YOUR INSTRUCTIONS ->
Working through the entries below, find how many lines include "this", then write only that number.

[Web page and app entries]
[Start of Attachment]

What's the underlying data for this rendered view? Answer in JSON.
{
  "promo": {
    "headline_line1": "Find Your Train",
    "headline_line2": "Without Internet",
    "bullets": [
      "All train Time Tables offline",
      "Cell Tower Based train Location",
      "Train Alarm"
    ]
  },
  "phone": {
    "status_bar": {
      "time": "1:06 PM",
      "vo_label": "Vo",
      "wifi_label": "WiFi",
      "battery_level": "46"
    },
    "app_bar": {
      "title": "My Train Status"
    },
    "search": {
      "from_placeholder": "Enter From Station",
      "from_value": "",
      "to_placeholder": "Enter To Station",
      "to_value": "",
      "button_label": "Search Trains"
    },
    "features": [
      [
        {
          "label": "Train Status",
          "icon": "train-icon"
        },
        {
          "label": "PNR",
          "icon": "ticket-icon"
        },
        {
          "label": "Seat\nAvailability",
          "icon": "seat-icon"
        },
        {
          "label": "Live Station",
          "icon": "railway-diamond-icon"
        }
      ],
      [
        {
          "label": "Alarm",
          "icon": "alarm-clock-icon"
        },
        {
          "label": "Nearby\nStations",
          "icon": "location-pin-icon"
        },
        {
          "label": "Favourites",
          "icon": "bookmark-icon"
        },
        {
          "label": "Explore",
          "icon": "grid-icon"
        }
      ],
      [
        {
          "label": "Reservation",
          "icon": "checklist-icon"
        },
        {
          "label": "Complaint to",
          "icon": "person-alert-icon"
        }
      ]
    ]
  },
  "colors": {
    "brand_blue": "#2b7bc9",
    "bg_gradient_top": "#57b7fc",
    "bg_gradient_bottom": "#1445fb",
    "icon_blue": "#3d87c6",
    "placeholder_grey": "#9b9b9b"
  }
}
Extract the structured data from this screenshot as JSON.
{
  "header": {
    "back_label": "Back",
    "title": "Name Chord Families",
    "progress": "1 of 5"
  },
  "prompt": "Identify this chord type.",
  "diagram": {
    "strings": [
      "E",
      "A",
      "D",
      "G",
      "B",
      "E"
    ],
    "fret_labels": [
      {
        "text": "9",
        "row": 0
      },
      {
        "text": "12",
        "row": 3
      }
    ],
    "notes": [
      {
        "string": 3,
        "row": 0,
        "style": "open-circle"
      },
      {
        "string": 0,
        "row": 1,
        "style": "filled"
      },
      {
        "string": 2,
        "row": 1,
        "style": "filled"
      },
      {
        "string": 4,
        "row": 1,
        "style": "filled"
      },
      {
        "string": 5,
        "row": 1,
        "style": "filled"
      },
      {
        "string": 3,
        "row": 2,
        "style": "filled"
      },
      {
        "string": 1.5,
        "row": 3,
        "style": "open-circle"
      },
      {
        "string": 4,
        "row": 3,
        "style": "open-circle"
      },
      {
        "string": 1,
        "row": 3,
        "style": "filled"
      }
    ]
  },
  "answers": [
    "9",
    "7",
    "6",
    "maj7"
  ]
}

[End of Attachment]

EXPECTED OUTPUT ->
3